**WHAT IS REQUIRED**
Copy out all of the data exactly as it appears.
INPUT MATERIAL Start Marker
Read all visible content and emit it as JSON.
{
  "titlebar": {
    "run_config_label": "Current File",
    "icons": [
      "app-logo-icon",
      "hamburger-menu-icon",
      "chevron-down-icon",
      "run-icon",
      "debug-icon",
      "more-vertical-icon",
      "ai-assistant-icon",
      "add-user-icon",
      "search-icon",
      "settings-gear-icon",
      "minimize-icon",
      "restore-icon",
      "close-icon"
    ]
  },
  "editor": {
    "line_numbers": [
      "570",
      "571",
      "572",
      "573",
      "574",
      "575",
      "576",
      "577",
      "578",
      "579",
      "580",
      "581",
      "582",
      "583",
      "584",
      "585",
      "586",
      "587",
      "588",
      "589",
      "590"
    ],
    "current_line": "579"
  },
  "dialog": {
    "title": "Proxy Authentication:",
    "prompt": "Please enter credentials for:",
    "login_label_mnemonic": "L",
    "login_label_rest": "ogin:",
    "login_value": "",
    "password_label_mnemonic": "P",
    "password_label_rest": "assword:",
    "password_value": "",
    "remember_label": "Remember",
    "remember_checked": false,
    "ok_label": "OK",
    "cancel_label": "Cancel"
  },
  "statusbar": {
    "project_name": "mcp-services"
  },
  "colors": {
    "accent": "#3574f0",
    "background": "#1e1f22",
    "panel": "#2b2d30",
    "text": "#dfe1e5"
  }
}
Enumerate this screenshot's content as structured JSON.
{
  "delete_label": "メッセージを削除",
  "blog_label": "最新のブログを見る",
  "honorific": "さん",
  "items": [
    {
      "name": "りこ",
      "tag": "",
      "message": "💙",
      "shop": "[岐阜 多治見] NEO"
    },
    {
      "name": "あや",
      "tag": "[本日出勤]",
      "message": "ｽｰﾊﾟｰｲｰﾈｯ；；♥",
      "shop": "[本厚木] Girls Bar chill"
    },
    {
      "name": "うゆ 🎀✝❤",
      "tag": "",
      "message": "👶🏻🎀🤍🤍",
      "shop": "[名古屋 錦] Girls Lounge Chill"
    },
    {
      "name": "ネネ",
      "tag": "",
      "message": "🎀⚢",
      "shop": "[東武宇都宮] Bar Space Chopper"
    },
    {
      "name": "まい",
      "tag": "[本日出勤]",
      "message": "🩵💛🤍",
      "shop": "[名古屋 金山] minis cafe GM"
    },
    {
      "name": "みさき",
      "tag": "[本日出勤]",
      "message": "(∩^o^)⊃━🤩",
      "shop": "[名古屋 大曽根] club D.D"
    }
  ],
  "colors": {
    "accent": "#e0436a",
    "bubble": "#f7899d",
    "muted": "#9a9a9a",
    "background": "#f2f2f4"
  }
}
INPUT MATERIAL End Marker
**RESULT OF THIS EXERCISE**
Read all visible content and emit it as JSON.
{
  "titlebar": {
    "run_config_label": "Current File",
    "icons": [
      "app-logo-icon",
      "hamburger-menu-icon",
      "chevron-down-icon",
      "run-icon",
      "debug-icon",
      "more-vertical-icon",
      "ai-assistant-icon",
      "add-user-icon",
      "search-icon",
      "settings-gear-icon",
      "minimize-icon",
      "restore-icon",
      "close-icon"
    ]
  },
  "editor": {
    "line_numbers": [
      "570",
      "571",
      "572",
      "573",
      "574",
      "575",
      "576",
      "577",
      "578",
      "579",
      "580",
      "581",
      "582",
      "583",
      "584",
      "585",
      "586",
      "587",
      "588",
      "589",
      "590"
    ],
    "current_line": "579"
  },
  "dialog": {
    "title": "Proxy Authentication:",
    "prompt": "Please enter credentials for:",
    "login_label_mnemonic": "L",
    "login_label_rest": "ogin:",
    "login_value": "",
    "password_label_mnemonic": "P",
    "password_label_rest": "assword:",
    "password_value": "",
    "remember_label": "Remember",
    "remember_checked": false,
    "ok_label": "OK",
    "cancel_label": "Cancel"
  },
  "statusbar": {
    "project_name": "mcp-services"
  },
  "colors": {
    "accent": "#3574f0",
    "background": "#1e1f22",
    "panel": "#2b2d30",
    "text": "#dfe1e5"
  }
}
Enumerate this screenshot's content as structured JSON.
{
  "delete_label": "メッセージを削除",
  "blog_label": "最新のブログを見る",
  "honorific": "さん",
  "items": [
    {
      "name": "りこ",
      "tag": "",
      "message": "💙",
      "shop": "[岐阜 多治見] NEO"
    },
    {
      "name": "あや",
      "tag": "[本日出勤]",
      "message": "ｽｰﾊﾟｰｲｰﾈｯ；；♥",
      "shop": "[本厚木] Girls Bar chill"
    },
    {
      "name": "うゆ 🎀✝❤",
      "tag": "",
      "message": "👶🏻🎀🤍🤍",
      "shop": "[名古屋 錦] Girls Lounge Chill"
    },
    {
      "name": "ネネ",
      "tag": "",
      "message": "🎀⚢",
      "shop": "[東武宇都宮] Bar Space Chopper"
    },
    {
      "name": "まい",
      "tag": "[本日出勤]",
      "message": "🩵💛🤍",
      "shop": "[名古屋 金山] minis cafe GM"
    },
    {
      "name": "みさき",
      "tag": "[本日出勤]",
      "message": "(∩^o^)⊃━🤩",
      "shop": "[名古屋 大曽根] club D.D"
    }
  ],
  "colors": {
    "accent": "#e0436a",
    "bubble": "#f7899d",
    "muted": "#9a9a9a",
    "background": "#f2f2f4"
  }
}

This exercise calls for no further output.